Where I take a paragraph and examine it in whatever way takes my fancy. Today, I’m taking a look at a paragraph from a piece called ‘One Plot, At Most’ by Jane Rawson. It was published in Overland Issue 230 Autumn 2018.
An Australian short story is short. That is maybe the only thing everyone agrees on. They usually clock in at somewhere between 1000 and 3000 words. You might stretch a story to 5000, providing you don’t plan to get it published anywhere in Australia. (Except, of course, Review of Australian fiction, where length is no barrier – as long as your story isn’t ‘the literary equivalent of a fart or a burp’, as Matt described a piece of microfiction I once tried to foist on him. The only problem is that Review of Australian Fiction is currently ‘on hiatus’. The other option is time travel: Julie Koh tells me that the tragically defunct Sleepers Almanac once published a 12,000-word story of hers.)

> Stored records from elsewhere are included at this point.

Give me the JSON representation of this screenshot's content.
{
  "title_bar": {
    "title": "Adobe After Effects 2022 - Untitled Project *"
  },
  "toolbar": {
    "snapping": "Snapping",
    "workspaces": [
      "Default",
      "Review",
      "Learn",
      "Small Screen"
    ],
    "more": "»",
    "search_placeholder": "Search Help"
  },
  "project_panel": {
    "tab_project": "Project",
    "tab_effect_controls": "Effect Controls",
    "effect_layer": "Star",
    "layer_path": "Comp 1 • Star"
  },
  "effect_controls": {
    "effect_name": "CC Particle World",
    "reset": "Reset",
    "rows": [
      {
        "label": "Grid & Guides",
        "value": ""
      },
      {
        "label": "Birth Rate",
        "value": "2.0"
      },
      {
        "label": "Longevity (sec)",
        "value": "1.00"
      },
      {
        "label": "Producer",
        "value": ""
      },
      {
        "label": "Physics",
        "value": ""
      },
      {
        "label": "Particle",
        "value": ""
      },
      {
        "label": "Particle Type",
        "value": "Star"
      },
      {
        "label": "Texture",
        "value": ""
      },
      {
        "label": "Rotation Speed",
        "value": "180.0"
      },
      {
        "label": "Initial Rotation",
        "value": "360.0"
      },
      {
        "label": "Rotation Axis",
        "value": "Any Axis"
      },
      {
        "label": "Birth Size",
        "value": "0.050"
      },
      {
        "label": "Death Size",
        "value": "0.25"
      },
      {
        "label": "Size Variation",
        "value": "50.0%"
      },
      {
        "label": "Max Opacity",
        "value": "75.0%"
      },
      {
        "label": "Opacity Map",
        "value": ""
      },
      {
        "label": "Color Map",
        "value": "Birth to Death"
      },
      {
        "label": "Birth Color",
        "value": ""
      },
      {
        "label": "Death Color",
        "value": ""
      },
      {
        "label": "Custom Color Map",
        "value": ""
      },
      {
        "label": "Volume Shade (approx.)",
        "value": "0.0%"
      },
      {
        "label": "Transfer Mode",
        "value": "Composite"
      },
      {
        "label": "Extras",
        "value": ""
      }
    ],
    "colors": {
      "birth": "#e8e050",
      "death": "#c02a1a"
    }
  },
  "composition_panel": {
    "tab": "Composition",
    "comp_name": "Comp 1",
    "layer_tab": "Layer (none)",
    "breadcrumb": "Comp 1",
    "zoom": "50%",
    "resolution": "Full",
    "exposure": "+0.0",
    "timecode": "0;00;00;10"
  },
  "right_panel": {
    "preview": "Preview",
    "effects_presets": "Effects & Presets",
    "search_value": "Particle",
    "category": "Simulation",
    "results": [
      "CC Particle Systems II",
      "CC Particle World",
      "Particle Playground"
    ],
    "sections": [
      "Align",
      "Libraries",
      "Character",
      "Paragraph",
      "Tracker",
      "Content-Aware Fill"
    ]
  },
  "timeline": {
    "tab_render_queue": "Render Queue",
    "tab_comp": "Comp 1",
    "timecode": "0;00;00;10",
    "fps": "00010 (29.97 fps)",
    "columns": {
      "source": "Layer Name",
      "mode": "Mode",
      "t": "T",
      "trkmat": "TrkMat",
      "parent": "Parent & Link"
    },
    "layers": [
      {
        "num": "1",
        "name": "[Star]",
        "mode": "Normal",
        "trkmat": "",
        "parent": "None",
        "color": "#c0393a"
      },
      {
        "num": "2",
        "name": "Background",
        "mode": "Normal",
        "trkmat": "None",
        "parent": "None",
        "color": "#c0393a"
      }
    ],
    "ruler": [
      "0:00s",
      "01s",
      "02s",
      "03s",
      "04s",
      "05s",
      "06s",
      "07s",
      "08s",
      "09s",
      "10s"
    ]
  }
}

I love short stories, absolutely adore them. Each word is chosen specially and there are no superfluous words. It’s an art and so many people can’t write short. In my writer’s group many people complain, short for them is only one or two books in the series. Yes, I know, one book does not make a series but I’m making a point here. The best short story writers manage to put foreshadowing and a twist into their works and I rarely figure out what the twist is until the last minutes, that’s really good writing.
I loved this paragraph because it talks about the length of a short story. It gives a prospective writer something to think about, something to aim for.
You can also write flash fiction. There is a very famous flash fiction attributed to Ernest Hemingway “For sale: baby shoes, never worn.” A very sad piece of fiction and if you try you can see just how hard it is to write something this short. I much prefer short fiction, with the larger word count it gives you something more to play with.
I want you to have a go at writing. Try the six words and see how you go. Then, having tried the six word flash fiction try 1,000 and see how you feel doing that. The difference between flash fiction and short fiction is probably the difference between short fiction and a short novel. I use the phrase ‘short novel’ deliberately as the word length of novels has increased substantially over the years. Just have a look at a bookshop or a library to see what I mean.
You can read the entire article here. It’s nicely written and made me smile for various reasons throughout. Rawson once started a session where they sat and read short stories to each other. I really like that idea. If it’s still going I bet it’s moved to video conferencing.